▸ Your assignment:
Repeat every entry exactly. Pictures stay out.

▸ Data under study:
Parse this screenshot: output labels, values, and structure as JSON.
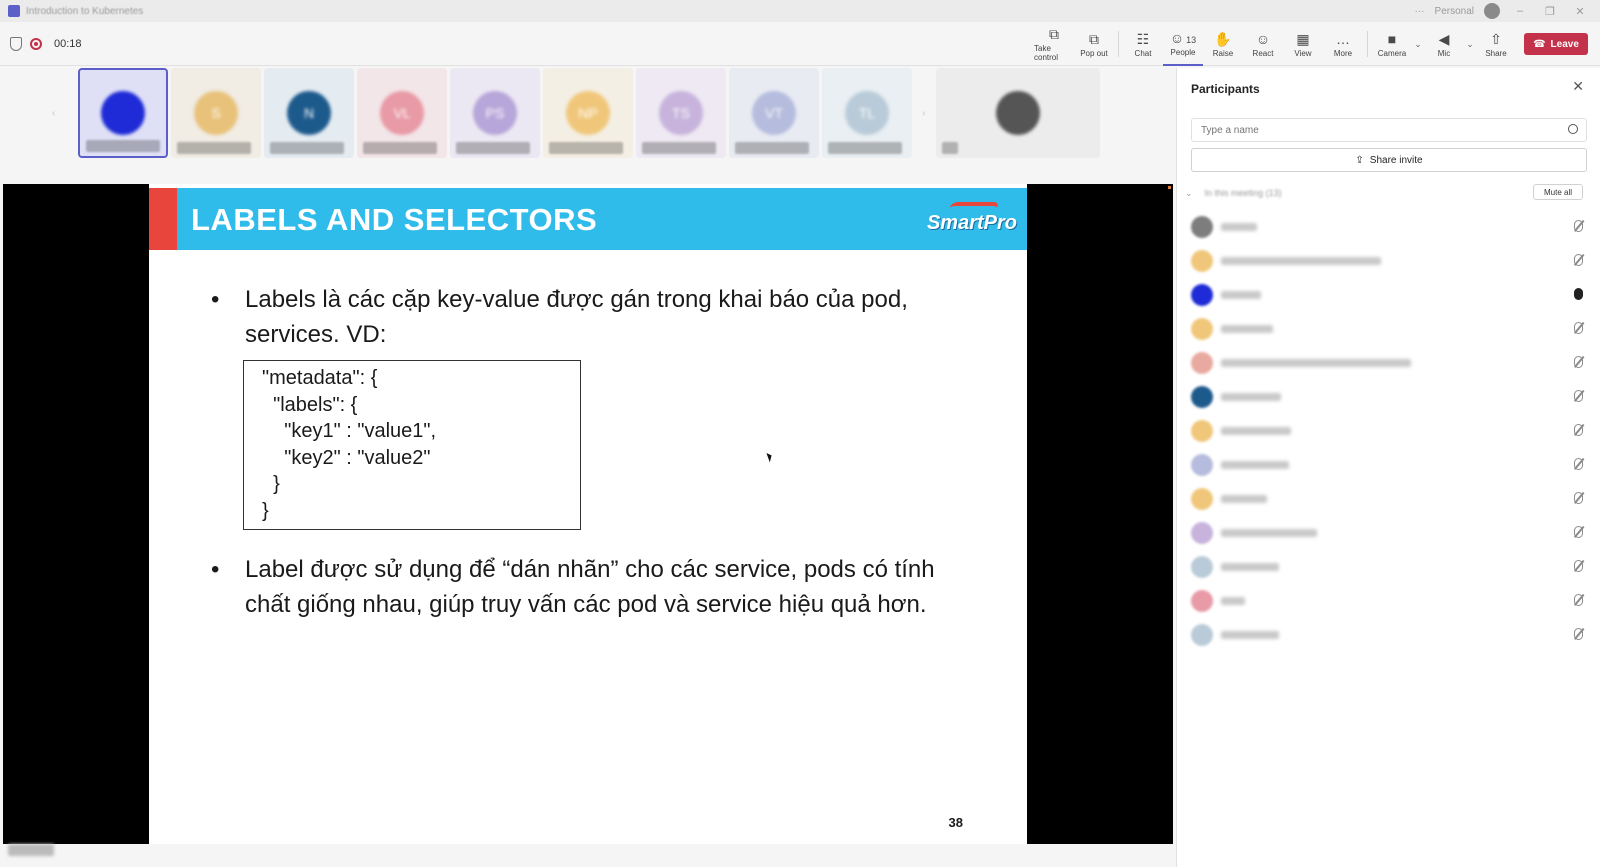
{
  "window": {
    "title": "Introduction to Kubernetes",
    "account": "Personal"
  },
  "meeting": {
    "timer": "00:18"
  },
  "toolbar": [
    {
      "id": "take-control",
      "label": "Take control",
      "icon": "⧉"
    },
    {
      "id": "pop-out",
      "label": "Pop out",
      "icon": "⧉"
    },
    {
      "id": "chat",
      "label": "Chat",
      "icon": "☷"
    },
    {
      "id": "people",
      "label": "People",
      "icon": "☺",
      "badge": "13"
    },
    {
      "id": "raise",
      "label": "Raise",
      "icon": "✋"
    },
    {
      "id": "react",
      "label": "React",
      "icon": "☺"
    },
    {
      "id": "view",
      "label": "View",
      "icon": "▦"
    },
    {
      "id": "more",
      "label": "More",
      "icon": "…"
    },
    {
      "id": "camera",
      "label": "Camera",
      "icon": "■"
    },
    {
      "id": "mic",
      "label": "Mic",
      "icon": "◀"
    },
    {
      "id": "share",
      "label": "Share",
      "icon": "⇧"
    }
  ],
  "leave_label": "Leave",
  "video_strip": [
    {
      "initials": "",
      "color": "#1e2bd6",
      "bg": "#dfe0f6"
    },
    {
      "initials": "S",
      "color": "#e8c27a",
      "bg": "#f1ece4"
    },
    {
      "initials": "N",
      "color": "#1d5a8c",
      "bg": "#e4ecf2"
    },
    {
      "initials": "VL",
      "color": "#e89aa6",
      "bg": "#f3e6e8"
    },
    {
      "initials": "PS",
      "color": "#b7a6d9",
      "bg": "#ece8f3"
    },
    {
      "initials": "NP",
      "color": "#f0c77a",
      "bg": "#f4efe4"
    },
    {
      "initials": "TS",
      "color": "#c7b3dc",
      "bg": "#eee9f2"
    },
    {
      "initials": "VT",
      "color": "#b5bcdd",
      "bg": "#e9ebf3"
    },
    {
      "initials": "TL",
      "color": "#b9cbd9",
      "bg": "#e9eff3"
    }
  ],
  "slide": {
    "title": "LABELS AND SELECTORS",
    "logo": "SmartPro",
    "bullet1": "Labels là các cặp key-value được gán trong khai báo của pod, services. VD:",
    "code": "\"metadata\": {\n  \"labels\": {\n    \"key1\" : \"value1\",\n    \"key2\" : \"value2\"\n  }\n}",
    "bullet2": "Label được sử dụng để “dán nhãn” cho các service, pods có tính chất giống nhau, giúp truy vấn các pod và service hiệu quả hơn.",
    "page_number": "38"
  },
  "participants": {
    "title": "Participants",
    "search_placeholder": "Type a name",
    "share_invite": "Share invite",
    "section_label": "In this meeting (13)",
    "mute_all": "Mute all",
    "list": [
      {
        "color": "#7d7d7d",
        "mic": "off",
        "w": 36
      },
      {
        "color": "#f0c77a",
        "mic": "off",
        "w": 160
      },
      {
        "color": "#1e2bd6",
        "mic": "on",
        "w": 40
      },
      {
        "color": "#f0c77a",
        "mic": "off",
        "w": 52
      },
      {
        "color": "#e8a9a0",
        "mic": "off",
        "w": 190
      },
      {
        "color": "#1d5a8c",
        "mic": "off",
        "w": 60
      },
      {
        "color": "#f0c77a",
        "mic": "off",
        "w": 70
      },
      {
        "color": "#b5bcdd",
        "mic": "off",
        "w": 68
      },
      {
        "color": "#f0c77a",
        "mic": "off",
        "w": 46
      },
      {
        "color": "#c7b3dc",
        "mic": "off",
        "w": 96
      },
      {
        "color": "#b9cbd9",
        "mic": "off",
        "w": 58
      },
      {
        "color": "#e89aa6",
        "mic": "off",
        "w": 24
      },
      {
        "color": "#b9cbd9",
        "mic": "off",
        "w": 58
      }
    ]
  }
}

▸ Solved problem:
Parse this screenshot: output labels, values, and structure as JSON.
{
  "window": {
    "title": "Introduction to Kubernetes",
    "account": "Personal"
  },
  "meeting": {
    "timer": "00:18"
  },
  "toolbar": [
    {
      "id": "take-control",
      "label": "Take control",
      "icon": "⧉"
    },
    {
      "id": "pop-out",
      "label": "Pop out",
      "icon": "⧉"
    },
    {
      "id": "chat",
      "label": "Chat",
      "icon": "☷"
    },
    {
      "id": "people",
      "label": "People",
      "icon": "☺",
      "badge": "13"
    },
    {
      "id": "raise",
      "label": "Raise",
      "icon": "✋"
    },
    {
      "id": "react",
      "label": "React",
      "icon": "☺"
    },
    {
      "id": "view",
      "label": "View",
      "icon": "▦"
    },
    {
      "id": "more",
      "label": "More",
      "icon": "…"
    },
    {
      "id": "camera",
      "label": "Camera",
      "icon": "■"
    },
    {
      "id": "mic",
      "label": "Mic",
      "icon": "◀"
    },
    {
      "id": "share",
      "label": "Share",
      "icon": "⇧"
    }
  ],
  "leave_label": "Leave",
  "video_strip": [
    {
      "initials": "",
      "color": "#1e2bd6",
      "bg": "#dfe0f6"
    },
    {
      "initials": "S",
      "color": "#e8c27a",
      "bg": "#f1ece4"
    },
    {
      "initials": "N",
      "color": "#1d5a8c",
      "bg": "#e4ecf2"
    },
    {
      "initials": "VL",
      "color": "#e89aa6",
      "bg": "#f3e6e8"
    },
    {
      "initials": "PS",
      "color": "#b7a6d9",
      "bg": "#ece8f3"
    },
    {
      "initials": "NP",
      "color": "#f0c77a",
      "bg": "#f4efe4"
    },
    {
      "initials": "TS",
      "color": "#c7b3dc",
      "bg": "#eee9f2"
    },
    {
      "initials": "VT",
      "color": "#b5bcdd",
      "bg": "#e9ebf3"
    },
    {
      "initials": "TL",
      "color": "#b9cbd9",
      "bg": "#e9eff3"
    }
  ],
  "slide": {
    "title": "LABELS AND SELECTORS",
    "logo": "SmartPro",
    "bullet1": "Labels là các cặp key-value được gán trong khai báo của pod, services. VD:",
    "code": "\"metadata\": {\n  \"labels\": {\n    \"key1\" : \"value1\",\n    \"key2\" : \"value2\"\n  }\n}",
    "bullet2": "Label được sử dụng để “dán nhãn” cho các service, pods có tính chất giống nhau, giúp truy vấn các pod và service hiệu quả hơn.",
    "page_number": "38"
  },
  "participants": {
    "title": "Participants",
    "search_placeholder": "Type a name",
    "share_invite": "Share invite",
    "section_label": "In this meeting (13)",
    "mute_all": "Mute all",
    "list": [
      {
        "color": "#7d7d7d",
        "mic": "off",
        "w": 36
      },
      {
        "color": "#f0c77a",
        "mic": "off",
        "w": 160
      },
      {
        "color": "#1e2bd6",
        "mic": "on",
        "w": 40
      },
      {
        "color": "#f0c77a",
        "mic": "off",
        "w": 52
      },
      {
        "color": "#e8a9a0",
        "mic": "off",
        "w": 190
      },
      {
        "color": "#1d5a8c",
        "mic": "off",
        "w": 60
      },
      {
        "color": "#f0c77a",
        "mic": "off",
        "w": 70
      },
      {
        "color": "#b5bcdd",
        "mic": "off",
        "w": 68
      },
      {
        "color": "#f0c77a",
        "mic": "off",
        "w": 46
      },
      {
        "color": "#c7b3dc",
        "mic": "off",
        "w": 96
      },
      {
        "color": "#b9cbd9",
        "mic": "off",
        "w": 58
      },
      {
        "color": "#e89aa6",
        "mic": "off",
        "w": 24
      },
      {
        "color": "#b9cbd9",
        "mic": "off",
        "w": 58
      }
    ]
  }
}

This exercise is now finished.